_DESCRIPTION OF THE TASK:_ Copy every line from the records that holds the word "title".

[Component data from apps and pages]
________________________

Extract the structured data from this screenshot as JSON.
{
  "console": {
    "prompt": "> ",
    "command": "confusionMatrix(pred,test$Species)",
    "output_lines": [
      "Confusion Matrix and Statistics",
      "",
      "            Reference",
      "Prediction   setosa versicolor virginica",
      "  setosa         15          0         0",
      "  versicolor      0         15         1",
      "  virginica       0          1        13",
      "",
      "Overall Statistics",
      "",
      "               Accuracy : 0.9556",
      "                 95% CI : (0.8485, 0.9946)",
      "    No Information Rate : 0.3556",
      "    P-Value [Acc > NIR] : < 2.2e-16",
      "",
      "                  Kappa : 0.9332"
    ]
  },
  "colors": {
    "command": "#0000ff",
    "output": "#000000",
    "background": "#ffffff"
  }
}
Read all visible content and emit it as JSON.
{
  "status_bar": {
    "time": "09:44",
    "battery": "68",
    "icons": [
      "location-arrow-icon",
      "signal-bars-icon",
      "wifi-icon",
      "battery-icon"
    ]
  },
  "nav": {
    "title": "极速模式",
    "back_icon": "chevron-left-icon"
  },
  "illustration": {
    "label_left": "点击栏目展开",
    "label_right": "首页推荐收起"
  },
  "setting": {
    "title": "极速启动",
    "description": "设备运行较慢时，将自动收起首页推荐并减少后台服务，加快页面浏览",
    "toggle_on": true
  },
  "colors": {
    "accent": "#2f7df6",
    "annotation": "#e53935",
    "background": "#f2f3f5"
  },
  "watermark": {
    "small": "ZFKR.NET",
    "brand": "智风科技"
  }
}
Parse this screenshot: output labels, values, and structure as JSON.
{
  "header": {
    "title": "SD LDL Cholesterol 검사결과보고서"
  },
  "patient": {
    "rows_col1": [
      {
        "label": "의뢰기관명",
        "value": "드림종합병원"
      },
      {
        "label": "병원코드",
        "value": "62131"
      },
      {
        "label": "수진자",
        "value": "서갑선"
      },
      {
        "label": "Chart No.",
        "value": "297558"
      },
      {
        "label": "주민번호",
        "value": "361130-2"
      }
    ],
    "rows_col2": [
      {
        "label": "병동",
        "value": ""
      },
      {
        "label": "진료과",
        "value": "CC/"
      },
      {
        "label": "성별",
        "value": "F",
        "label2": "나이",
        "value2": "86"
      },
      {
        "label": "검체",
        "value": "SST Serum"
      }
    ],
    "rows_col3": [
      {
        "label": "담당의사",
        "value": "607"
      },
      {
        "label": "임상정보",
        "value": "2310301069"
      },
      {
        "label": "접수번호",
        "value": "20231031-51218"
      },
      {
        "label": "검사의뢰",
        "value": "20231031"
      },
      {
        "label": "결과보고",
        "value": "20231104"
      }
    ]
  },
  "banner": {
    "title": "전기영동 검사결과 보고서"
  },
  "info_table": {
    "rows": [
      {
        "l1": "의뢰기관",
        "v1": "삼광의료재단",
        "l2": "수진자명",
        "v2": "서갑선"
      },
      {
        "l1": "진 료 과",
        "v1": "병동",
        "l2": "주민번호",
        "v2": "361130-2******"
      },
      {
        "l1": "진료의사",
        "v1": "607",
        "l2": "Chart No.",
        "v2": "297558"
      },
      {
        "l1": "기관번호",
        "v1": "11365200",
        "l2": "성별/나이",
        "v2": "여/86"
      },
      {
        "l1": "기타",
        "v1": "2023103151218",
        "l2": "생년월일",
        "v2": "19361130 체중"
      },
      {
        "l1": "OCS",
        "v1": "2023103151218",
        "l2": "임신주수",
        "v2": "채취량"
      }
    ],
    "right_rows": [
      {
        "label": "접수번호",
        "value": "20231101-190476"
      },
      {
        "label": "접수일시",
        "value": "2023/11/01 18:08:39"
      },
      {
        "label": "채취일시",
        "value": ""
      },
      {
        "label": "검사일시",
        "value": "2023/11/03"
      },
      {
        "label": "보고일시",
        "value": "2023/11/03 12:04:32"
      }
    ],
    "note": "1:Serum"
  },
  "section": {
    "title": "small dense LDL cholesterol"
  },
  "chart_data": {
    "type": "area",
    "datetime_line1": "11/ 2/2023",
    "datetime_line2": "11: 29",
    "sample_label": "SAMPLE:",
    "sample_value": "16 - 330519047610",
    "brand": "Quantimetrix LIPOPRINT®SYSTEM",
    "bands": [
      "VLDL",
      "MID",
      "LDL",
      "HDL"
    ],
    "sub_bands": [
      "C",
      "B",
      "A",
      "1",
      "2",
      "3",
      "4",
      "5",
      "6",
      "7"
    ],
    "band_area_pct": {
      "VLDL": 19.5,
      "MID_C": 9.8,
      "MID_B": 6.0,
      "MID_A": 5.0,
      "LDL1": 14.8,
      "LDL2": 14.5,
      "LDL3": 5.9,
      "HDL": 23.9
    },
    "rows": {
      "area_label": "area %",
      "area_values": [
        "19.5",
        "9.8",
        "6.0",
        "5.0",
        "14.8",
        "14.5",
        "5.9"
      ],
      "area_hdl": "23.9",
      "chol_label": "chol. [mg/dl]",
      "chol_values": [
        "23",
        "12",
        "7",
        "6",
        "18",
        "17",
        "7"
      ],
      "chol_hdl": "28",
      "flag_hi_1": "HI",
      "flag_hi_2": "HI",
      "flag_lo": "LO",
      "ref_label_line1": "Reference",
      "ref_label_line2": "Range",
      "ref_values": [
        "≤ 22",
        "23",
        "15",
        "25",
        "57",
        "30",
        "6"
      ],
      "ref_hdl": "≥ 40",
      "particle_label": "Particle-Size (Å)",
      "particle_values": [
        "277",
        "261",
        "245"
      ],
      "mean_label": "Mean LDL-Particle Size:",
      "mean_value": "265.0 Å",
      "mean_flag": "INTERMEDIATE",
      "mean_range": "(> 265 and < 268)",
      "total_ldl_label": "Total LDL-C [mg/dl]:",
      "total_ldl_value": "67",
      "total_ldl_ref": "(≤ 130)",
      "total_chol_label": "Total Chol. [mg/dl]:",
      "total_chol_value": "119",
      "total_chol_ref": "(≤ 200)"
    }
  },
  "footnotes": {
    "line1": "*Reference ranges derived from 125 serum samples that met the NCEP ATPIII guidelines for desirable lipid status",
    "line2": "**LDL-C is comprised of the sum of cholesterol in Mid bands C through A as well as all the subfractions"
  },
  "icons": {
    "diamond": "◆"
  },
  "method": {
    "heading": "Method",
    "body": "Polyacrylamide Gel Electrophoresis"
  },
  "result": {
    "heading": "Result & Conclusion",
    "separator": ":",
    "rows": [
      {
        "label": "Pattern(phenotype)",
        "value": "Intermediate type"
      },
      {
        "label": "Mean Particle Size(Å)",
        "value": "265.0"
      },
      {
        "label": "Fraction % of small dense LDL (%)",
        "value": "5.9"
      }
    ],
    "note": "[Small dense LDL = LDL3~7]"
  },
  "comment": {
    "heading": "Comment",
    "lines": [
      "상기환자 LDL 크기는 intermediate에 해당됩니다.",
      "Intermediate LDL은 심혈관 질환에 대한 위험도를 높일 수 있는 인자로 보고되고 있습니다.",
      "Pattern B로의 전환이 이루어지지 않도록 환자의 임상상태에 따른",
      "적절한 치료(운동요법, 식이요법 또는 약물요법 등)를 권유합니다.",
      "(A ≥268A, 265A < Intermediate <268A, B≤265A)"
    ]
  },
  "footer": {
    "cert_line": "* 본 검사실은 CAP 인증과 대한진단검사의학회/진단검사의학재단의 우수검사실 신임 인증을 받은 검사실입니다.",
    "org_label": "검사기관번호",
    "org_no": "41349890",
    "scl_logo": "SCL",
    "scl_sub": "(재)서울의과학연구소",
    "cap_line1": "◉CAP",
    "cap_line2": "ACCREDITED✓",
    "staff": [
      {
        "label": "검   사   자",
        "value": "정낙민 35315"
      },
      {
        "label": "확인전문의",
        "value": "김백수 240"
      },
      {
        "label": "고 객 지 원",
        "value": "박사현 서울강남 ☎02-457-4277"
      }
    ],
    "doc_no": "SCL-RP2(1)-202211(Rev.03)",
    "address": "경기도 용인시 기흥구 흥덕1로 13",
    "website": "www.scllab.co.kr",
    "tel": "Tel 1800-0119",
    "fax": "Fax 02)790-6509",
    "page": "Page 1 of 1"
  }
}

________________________

_PROBLEM SOLUTION:_
    "title": "极速模式",
    "title": "极速启动",
    "title": "SD LDL Cholesterol 검사결과보고서"
    "title": "전기영동 검사결과 보고서"
    "title": "small dense LDL cholesterol"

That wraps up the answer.